:: Data for analysis

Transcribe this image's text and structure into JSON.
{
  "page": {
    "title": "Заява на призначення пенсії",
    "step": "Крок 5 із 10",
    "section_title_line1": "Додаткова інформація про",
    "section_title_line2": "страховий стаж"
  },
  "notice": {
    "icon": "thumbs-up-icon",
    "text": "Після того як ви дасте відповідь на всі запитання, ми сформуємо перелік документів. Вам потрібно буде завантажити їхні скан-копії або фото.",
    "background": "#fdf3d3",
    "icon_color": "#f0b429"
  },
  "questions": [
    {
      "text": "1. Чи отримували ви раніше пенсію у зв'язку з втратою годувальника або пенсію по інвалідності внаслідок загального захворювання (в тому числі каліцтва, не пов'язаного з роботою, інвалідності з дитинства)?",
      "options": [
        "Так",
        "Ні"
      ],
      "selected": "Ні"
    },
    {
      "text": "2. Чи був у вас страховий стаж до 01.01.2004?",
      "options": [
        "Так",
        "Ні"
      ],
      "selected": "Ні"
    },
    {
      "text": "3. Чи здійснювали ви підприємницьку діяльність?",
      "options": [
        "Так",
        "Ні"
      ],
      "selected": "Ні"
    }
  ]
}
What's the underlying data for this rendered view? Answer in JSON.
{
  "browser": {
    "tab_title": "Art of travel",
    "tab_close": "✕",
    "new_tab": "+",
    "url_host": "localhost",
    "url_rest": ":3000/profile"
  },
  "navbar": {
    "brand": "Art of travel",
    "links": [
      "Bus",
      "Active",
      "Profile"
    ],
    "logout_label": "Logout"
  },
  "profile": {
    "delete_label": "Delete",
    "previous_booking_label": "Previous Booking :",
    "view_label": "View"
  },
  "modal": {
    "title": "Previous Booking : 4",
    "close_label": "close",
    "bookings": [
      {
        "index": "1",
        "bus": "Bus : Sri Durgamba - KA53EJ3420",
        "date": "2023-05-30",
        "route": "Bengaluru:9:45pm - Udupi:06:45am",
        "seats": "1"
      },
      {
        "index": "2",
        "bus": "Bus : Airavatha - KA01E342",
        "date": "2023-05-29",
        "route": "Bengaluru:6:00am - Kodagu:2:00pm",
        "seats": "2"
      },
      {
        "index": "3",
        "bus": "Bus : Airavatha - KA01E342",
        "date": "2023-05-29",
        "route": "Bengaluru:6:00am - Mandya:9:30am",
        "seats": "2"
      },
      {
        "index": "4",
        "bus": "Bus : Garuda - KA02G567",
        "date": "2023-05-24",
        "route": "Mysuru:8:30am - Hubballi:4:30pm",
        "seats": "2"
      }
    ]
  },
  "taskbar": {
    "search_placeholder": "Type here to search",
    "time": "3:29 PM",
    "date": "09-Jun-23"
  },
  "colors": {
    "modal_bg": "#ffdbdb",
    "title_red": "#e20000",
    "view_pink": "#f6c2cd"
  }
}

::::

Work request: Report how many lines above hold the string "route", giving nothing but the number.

Output for this task: 4